_Problem statement_
Leave the pictures out and restate each entry below word for word.

++++

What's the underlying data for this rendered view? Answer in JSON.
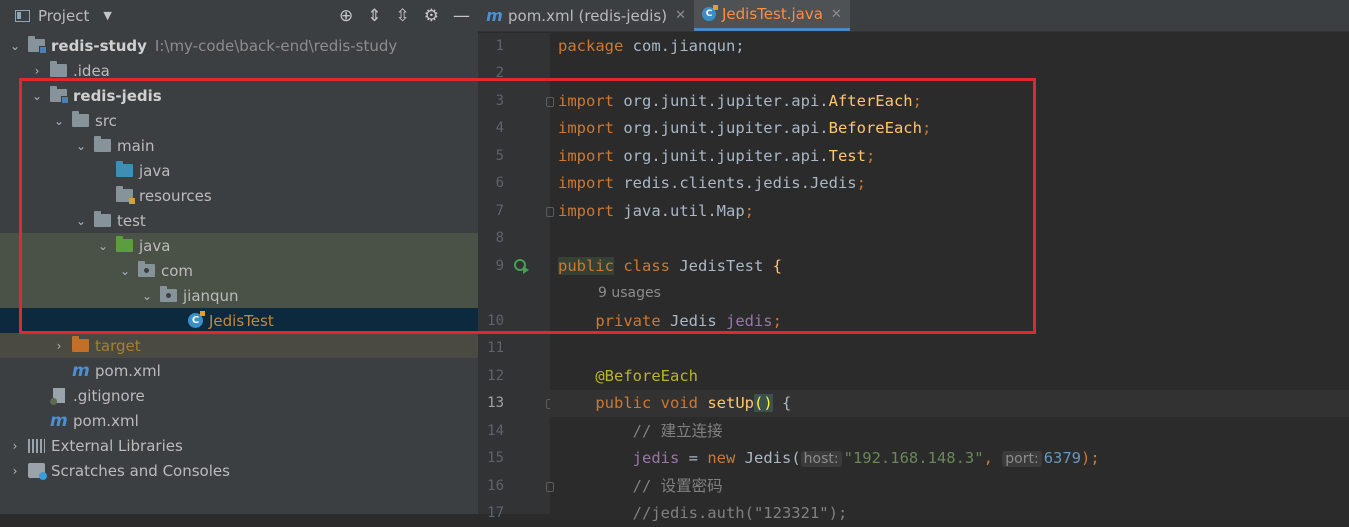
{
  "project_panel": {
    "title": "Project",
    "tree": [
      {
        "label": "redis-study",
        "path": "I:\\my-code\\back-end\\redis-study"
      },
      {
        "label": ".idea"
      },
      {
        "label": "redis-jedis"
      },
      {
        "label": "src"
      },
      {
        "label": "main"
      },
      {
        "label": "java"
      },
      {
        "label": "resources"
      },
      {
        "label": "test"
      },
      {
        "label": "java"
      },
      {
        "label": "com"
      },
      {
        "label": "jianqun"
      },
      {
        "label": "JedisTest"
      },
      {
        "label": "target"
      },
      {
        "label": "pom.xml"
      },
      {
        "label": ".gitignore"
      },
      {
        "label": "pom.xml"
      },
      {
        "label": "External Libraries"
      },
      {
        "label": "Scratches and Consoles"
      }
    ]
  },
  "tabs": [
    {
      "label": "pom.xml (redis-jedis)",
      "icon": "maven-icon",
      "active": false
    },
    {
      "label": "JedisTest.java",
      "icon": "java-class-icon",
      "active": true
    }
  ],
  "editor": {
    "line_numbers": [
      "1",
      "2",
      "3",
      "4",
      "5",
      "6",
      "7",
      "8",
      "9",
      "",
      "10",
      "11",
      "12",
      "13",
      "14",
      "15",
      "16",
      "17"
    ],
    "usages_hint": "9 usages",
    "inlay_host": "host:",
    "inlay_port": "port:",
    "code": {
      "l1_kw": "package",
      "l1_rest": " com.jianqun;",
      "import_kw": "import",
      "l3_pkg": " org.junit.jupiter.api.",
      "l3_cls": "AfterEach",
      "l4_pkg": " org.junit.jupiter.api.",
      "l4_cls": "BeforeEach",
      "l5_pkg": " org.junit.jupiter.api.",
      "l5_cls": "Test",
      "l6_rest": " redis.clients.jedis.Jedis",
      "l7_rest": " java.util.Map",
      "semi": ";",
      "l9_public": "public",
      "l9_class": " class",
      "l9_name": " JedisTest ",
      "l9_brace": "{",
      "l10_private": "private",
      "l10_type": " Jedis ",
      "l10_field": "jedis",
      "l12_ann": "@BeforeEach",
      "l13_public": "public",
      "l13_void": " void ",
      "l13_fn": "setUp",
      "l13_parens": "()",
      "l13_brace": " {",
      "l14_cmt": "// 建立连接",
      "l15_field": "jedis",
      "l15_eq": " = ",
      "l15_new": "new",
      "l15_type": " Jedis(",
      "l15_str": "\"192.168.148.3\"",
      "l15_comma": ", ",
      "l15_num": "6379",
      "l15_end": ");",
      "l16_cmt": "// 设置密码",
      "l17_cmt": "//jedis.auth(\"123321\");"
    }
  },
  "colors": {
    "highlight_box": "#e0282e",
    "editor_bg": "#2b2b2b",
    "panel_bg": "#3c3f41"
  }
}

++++

_Response area_
What's the underlying data for this rendered view? Answer in JSON.
{
  "project_panel": {
    "title": "Project",
    "tree": [
      {
        "label": "redis-study",
        "path": "I:\\my-code\\back-end\\redis-study"
      },
      {
        "label": ".idea"
      },
      {
        "label": "redis-jedis"
      },
      {
        "label": "src"
      },
      {
        "label": "main"
      },
      {
        "label": "java"
      },
      {
        "label": "resources"
      },
      {
        "label": "test"
      },
      {
        "label": "java"
      },
      {
        "label": "com"
      },
      {
        "label": "jianqun"
      },
      {
        "label": "JedisTest"
      },
      {
        "label": "target"
      },
      {
        "label": "pom.xml"
      },
      {
        "label": ".gitignore"
      },
      {
        "label": "pom.xml"
      },
      {
        "label": "External Libraries"
      },
      {
        "label": "Scratches and Consoles"
      }
    ]
  },
  "tabs": [
    {
      "label": "pom.xml (redis-jedis)",
      "icon": "maven-icon",
      "active": false
    },
    {
      "label": "JedisTest.java",
      "icon": "java-class-icon",
      "active": true
    }
  ],
  "editor": {
    "line_numbers": [
      "1",
      "2",
      "3",
      "4",
      "5",
      "6",
      "7",
      "8",
      "9",
      "",
      "10",
      "11",
      "12",
      "13",
      "14",
      "15",
      "16",
      "17"
    ],
    "usages_hint": "9 usages",
    "inlay_host": "host:",
    "inlay_port": "port:",
    "code": {
      "l1_kw": "package",
      "l1_rest": " com.jianqun;",
      "import_kw": "import",
      "l3_pkg": " org.junit.jupiter.api.",
      "l3_cls": "AfterEach",
      "l4_pkg": " org.junit.jupiter.api.",
      "l4_cls": "BeforeEach",
      "l5_pkg": " org.junit.jupiter.api.",
      "l5_cls": "Test",
      "l6_rest": " redis.clients.jedis.Jedis",
      "l7_rest": " java.util.Map",
      "semi": ";",
      "l9_public": "public",
      "l9_class": " class",
      "l9_name": " JedisTest ",
      "l9_brace": "{",
      "l10_private": "private",
      "l10_type": " Jedis ",
      "l10_field": "jedis",
      "l12_ann": "@BeforeEach",
      "l13_public": "public",
      "l13_void": " void ",
      "l13_fn": "setUp",
      "l13_parens": "()",
      "l13_brace": " {",
      "l14_cmt": "// 建立连接",
      "l15_field": "jedis",
      "l15_eq": " = ",
      "l15_new": "new",
      "l15_type": " Jedis(",
      "l15_str": "\"192.168.148.3\"",
      "l15_comma": ", ",
      "l15_num": "6379",
      "l15_end": ");",
      "l16_cmt": "// 设置密码",
      "l17_cmt": "//jedis.auth(\"123321\");"
    }
  },
  "colors": {
    "highlight_box": "#e0282e",
    "editor_bg": "#2b2b2b",
    "panel_bg": "#3c3f41"
  }
}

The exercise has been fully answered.